the set list for this show and purposely put in a few songs I
personally have trouble playing. I wanted to practice them more but we
have been so busy with recording new material as well as the holidays
that our practice sessions were limited. The guys assure me that I play
everything fine and truthfully I don't think anyone else notices. It's
just my own personal drive to perform better. I never want to get
lackadaisical or complacent.
I fall back in line rooted by Gooch's drumming and soon am in the zone. We fire off a set full of old classics fortified with some of the new songs. It's encouraging to see that people seem to really get off on the new stuff. The crowd is somewhat smaller than the last time we played here but seem way more into it. I can't see more than backlit shadows, but everyone seems to be moving. The response we receive is great. We hit our climax and return for an encore of 'Cactus Jack' and 'Destructo Rock'.
If Chapel Hill was ever the epicenter of... uh, anything, it was certainly this night. And Ground Zero was the Local 506. And what was causin' all this...??? Anyone that knows me can attest that I'm not given to moments of self-aggrandizement but I truly feel this line-up can hold their own against any band treading the boards anywhere in the world, especially in Chapel Hill...
We've been progressing on new material. Recently Barry demoed out some tracks he built from some of my riff ideas and it looks like the right direction to go. The plan for the next six weeks is to start getting more tracks recorded for what I personally hope to be a full length LP. We'll see. Either way, I feel really lucky to be a part of this and I anticipate producing some really great stuff in the future. Meanwhile we've got a few things recently recorded that are very close to seeing release, including our split with Malcolm Tent. Plus the 'Southern Hostility' Demos, which is something I'm super excited about! It's all coming soon, folks. And Tennessee, we're headed your way in January, so get ready! As always, info can be obtained on our facebook page and www.antiseen.com - so get on it!!
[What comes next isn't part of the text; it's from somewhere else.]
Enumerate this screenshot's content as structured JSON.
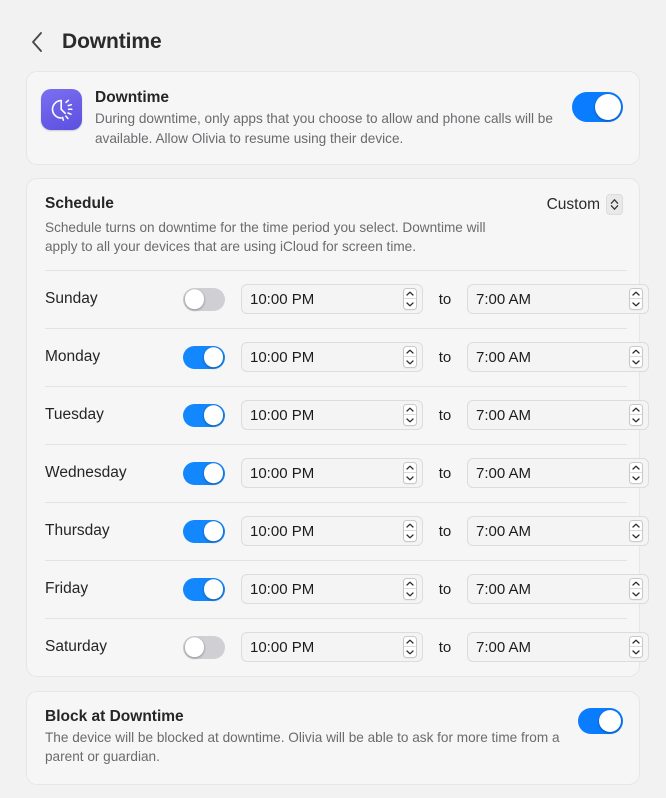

In closing I wanna take a moment and extend 'happy birthday' wishes out to my old friend Jeff Williams, aka Biggy Stardust. Jeff is the host and creative force behind the 'Possum Pit Podcast', our semi-weekly discussion panel that you can find on iTunes or YouTube. Inspired by the 'Broadstreet Breakdown' podcast, we contemplate the finer points of World Culture - pro wrestling, rock & roll, TV sitcoms and b-movies. If you haven't checked it out already, I eagerly invite you to do so. And leave a comment and/or rating while your at it.
Anyways, I first met Jeff Williams sometime around early 2001. With an easy going attitude masking a sharp, dark wit that outmatches and outpaces my own, his friendship has proven to be one of my best. For several years we gleefully aggravated and annoyed anyone we felt suffered from an over-inflated sense of self-worth. Which pretty much meant anyone that wasn't us. Like some sort of distorted punk rock version of Statler and Waldorf from the Muppet show, nothing was off limits for our barbed commentary (read: contempt and insults). With loudmouthed alcohol-fueled stupidity that steadily advanced (already) negative opinions toward us, we soldiered onward reveling in the loathing.
Taking it too far was par for the course, and ultimately sent us sideways with each other. I'll take the blame for that misstep. With the aid of some maturity (and sobriety) we've mended the fence. The mileage has included some of the proverbial change of venue moments that life inevitably provides. We are very different than we were a decade ago, however we also still very much the same. Which is to say we time our punches a little better. Anyhow, not to be overly sentimental or nothing, but I love the guy like a brother. Happy birthday pal, all the best to you!